If you’re studying katakana and hiragana, try reading the sign on top of this vending machine. Use the rikaichan popup dictionary or your favorite reference tool with my transcription below the photo if you need help.
The verb 知ってる is written in hiragana, しってる, and the noun 美味しさ, or おいしさ here, gets the hiragana treatment as well.
i-adjectives in Japanese are easy to convert to their noun forms, just replace the final i(い) with sa(さ). This pitch for Coca-Cola includes a great example of this in a natural context, with the adjective for delicious, おいしい appearing in its noun form, おいしさ. For more examples of this, take a moment to read a very concise, well done piece here, at NIHONGO ICHIBAN.

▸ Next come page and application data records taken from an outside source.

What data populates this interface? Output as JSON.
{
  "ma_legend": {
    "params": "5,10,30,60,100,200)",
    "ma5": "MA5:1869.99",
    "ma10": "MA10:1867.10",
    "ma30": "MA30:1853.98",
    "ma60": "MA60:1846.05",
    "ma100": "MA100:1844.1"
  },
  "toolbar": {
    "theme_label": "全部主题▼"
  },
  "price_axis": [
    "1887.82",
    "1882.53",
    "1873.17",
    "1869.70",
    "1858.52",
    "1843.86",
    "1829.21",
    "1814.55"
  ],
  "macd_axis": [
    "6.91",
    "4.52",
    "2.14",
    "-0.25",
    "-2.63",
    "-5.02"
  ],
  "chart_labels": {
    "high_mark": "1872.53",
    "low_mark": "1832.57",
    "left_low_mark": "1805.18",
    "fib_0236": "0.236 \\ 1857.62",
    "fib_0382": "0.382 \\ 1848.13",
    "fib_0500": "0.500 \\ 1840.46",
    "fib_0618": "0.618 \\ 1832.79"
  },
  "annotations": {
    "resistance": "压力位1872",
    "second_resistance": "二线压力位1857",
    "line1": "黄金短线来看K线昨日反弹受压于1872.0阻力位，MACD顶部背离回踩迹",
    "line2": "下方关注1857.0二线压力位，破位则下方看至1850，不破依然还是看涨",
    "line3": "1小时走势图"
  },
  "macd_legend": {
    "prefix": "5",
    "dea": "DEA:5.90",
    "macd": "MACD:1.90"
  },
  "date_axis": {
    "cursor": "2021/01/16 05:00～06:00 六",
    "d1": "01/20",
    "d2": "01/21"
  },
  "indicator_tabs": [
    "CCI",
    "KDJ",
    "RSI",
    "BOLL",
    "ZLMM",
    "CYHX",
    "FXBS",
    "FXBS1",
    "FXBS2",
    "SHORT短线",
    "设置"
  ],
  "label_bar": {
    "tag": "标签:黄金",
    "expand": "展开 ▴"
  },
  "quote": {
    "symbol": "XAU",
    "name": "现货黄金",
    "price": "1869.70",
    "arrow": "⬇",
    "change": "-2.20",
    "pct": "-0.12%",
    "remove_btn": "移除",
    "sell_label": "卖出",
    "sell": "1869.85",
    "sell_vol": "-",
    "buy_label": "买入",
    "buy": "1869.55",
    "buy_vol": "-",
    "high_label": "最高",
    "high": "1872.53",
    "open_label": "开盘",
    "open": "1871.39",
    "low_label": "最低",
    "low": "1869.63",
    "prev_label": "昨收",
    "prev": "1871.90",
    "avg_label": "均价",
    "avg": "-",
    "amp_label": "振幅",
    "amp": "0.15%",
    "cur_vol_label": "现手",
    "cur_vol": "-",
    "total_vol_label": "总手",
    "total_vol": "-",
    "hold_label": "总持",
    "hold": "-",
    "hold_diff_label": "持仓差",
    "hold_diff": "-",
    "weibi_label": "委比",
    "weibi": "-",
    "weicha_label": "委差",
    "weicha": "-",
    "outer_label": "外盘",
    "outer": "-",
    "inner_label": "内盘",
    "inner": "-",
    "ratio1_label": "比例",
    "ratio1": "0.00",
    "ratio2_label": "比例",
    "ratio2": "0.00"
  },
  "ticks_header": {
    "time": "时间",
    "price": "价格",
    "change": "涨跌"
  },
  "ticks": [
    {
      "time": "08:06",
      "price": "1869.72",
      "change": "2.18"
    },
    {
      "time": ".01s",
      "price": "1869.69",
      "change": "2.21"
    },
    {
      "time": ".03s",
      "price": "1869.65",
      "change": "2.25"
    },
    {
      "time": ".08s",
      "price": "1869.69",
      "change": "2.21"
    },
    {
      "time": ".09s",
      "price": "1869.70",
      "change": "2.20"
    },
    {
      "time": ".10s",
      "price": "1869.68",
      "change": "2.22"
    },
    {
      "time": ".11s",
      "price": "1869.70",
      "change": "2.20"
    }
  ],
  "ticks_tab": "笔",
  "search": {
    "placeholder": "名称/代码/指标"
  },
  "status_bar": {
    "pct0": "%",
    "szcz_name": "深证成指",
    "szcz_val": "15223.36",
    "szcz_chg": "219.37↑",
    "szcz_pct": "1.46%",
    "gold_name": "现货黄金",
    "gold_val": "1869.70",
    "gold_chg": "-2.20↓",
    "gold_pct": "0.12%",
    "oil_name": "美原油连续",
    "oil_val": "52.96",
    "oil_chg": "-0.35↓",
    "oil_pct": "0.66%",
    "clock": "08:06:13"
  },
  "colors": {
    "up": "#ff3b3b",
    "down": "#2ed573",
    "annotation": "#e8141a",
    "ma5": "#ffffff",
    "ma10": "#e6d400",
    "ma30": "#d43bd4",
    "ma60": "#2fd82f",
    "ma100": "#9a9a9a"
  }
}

Did you notice that 本当に(ほんとに) is written in katakana in this ad? In Japan katakana is often employed in advertising for emphasis, much as italics would be used in elsewhere.
Originally posted 2013-09-07 01:00:04.